(Data records for software interfaces)
- - -
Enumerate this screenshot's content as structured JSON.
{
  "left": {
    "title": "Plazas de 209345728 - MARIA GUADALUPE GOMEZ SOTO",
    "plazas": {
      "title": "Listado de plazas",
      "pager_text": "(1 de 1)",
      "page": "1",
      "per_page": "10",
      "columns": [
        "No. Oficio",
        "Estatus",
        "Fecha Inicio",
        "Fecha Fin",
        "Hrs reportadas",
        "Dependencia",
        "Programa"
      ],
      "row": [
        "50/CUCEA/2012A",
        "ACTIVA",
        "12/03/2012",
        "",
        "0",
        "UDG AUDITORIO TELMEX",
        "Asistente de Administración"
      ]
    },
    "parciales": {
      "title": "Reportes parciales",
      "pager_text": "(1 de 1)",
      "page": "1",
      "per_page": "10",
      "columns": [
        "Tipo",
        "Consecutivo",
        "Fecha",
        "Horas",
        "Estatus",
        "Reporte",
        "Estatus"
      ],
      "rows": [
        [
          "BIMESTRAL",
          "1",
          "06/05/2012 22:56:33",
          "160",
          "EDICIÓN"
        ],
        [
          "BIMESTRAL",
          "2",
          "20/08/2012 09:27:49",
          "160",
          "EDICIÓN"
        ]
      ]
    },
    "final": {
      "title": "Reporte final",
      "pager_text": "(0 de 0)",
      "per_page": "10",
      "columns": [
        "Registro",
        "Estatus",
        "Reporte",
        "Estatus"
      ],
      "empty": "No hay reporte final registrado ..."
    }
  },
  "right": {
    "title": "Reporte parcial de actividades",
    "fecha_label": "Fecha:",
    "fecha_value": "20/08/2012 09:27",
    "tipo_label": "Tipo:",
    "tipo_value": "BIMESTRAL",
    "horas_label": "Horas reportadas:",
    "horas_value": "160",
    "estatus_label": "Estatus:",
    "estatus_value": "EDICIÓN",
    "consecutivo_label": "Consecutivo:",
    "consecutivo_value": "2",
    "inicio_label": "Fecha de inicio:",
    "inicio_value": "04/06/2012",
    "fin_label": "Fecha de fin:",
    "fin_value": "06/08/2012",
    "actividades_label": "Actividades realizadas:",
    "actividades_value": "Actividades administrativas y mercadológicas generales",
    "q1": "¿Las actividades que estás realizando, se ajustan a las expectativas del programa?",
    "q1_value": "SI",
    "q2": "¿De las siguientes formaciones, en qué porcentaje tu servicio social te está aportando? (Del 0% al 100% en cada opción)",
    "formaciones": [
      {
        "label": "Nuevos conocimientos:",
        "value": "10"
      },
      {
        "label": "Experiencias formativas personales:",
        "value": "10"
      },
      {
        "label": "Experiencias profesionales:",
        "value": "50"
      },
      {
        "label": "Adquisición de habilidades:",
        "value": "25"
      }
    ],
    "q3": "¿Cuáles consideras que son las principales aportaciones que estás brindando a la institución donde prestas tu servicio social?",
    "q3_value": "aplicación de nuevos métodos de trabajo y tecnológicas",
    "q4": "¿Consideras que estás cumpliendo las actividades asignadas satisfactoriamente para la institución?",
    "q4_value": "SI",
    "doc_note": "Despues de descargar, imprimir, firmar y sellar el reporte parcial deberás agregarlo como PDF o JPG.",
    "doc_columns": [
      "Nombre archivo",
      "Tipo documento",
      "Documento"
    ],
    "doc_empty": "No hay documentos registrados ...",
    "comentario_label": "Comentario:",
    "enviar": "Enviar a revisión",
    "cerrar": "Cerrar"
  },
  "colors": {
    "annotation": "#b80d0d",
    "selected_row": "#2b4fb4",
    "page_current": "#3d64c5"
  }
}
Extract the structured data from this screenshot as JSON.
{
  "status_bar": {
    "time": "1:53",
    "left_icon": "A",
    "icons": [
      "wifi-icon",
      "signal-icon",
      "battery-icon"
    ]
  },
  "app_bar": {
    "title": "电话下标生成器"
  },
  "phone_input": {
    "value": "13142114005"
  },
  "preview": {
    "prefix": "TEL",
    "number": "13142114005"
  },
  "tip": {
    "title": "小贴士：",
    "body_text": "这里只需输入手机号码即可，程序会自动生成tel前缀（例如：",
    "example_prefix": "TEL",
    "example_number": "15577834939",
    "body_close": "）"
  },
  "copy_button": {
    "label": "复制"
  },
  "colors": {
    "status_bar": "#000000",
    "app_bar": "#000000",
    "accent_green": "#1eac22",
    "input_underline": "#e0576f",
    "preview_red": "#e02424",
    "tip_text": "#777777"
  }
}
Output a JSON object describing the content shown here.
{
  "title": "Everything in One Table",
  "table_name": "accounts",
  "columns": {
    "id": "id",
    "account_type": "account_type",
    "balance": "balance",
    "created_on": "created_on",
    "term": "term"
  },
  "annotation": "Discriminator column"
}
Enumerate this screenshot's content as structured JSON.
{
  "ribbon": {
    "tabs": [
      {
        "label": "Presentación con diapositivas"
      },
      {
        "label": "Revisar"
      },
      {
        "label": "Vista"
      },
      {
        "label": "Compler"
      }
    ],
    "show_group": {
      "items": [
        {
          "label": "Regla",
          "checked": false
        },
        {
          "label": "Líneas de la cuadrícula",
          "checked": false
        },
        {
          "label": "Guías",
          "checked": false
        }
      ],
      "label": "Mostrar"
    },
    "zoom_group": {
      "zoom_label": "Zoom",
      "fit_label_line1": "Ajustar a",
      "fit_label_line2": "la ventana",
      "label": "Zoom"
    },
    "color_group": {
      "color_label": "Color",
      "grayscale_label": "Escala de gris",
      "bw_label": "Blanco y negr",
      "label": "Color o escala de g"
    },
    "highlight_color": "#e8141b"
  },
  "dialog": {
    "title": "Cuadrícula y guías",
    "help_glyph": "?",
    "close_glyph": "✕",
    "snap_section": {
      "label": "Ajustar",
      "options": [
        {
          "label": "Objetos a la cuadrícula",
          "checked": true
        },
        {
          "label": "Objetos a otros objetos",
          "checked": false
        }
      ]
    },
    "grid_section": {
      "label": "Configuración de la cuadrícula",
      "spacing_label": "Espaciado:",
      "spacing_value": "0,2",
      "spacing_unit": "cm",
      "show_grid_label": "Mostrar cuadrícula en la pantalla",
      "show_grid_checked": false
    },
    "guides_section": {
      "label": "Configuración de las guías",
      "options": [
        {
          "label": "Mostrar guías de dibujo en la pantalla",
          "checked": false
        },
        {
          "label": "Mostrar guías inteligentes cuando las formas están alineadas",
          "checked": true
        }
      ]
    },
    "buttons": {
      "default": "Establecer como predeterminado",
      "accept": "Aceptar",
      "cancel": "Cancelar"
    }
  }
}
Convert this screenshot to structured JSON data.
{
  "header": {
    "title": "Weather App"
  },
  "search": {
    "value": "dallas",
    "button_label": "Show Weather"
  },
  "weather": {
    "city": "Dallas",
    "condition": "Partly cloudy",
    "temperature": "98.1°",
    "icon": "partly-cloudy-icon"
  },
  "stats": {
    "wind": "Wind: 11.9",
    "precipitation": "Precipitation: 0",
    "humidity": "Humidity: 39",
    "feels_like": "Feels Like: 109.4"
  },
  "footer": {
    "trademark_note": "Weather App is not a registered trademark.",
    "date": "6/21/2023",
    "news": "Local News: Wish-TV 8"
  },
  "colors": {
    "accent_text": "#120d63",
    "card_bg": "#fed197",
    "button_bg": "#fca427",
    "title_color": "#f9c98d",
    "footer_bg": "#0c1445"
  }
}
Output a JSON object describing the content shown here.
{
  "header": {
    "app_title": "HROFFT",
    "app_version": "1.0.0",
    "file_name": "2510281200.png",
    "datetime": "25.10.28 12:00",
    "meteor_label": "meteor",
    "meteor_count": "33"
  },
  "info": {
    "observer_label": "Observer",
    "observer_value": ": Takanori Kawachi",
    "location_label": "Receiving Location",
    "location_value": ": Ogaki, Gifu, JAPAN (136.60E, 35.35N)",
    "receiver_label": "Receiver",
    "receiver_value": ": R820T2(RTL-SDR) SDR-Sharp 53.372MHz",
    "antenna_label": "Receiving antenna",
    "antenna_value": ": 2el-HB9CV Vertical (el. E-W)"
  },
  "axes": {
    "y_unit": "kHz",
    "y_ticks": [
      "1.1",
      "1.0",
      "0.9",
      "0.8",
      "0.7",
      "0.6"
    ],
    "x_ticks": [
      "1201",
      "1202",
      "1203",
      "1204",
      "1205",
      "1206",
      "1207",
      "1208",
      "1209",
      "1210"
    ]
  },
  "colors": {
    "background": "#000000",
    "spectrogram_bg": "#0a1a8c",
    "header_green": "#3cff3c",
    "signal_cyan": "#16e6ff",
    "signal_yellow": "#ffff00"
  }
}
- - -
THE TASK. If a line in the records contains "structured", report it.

RESPONSE AREA.
Enumerate this screenshot's content as structured JSON.
Extract the structured data from this screenshot as JSON.
Enumerate this screenshot's content as structured JSON.
Convert this screenshot to structured JSON data.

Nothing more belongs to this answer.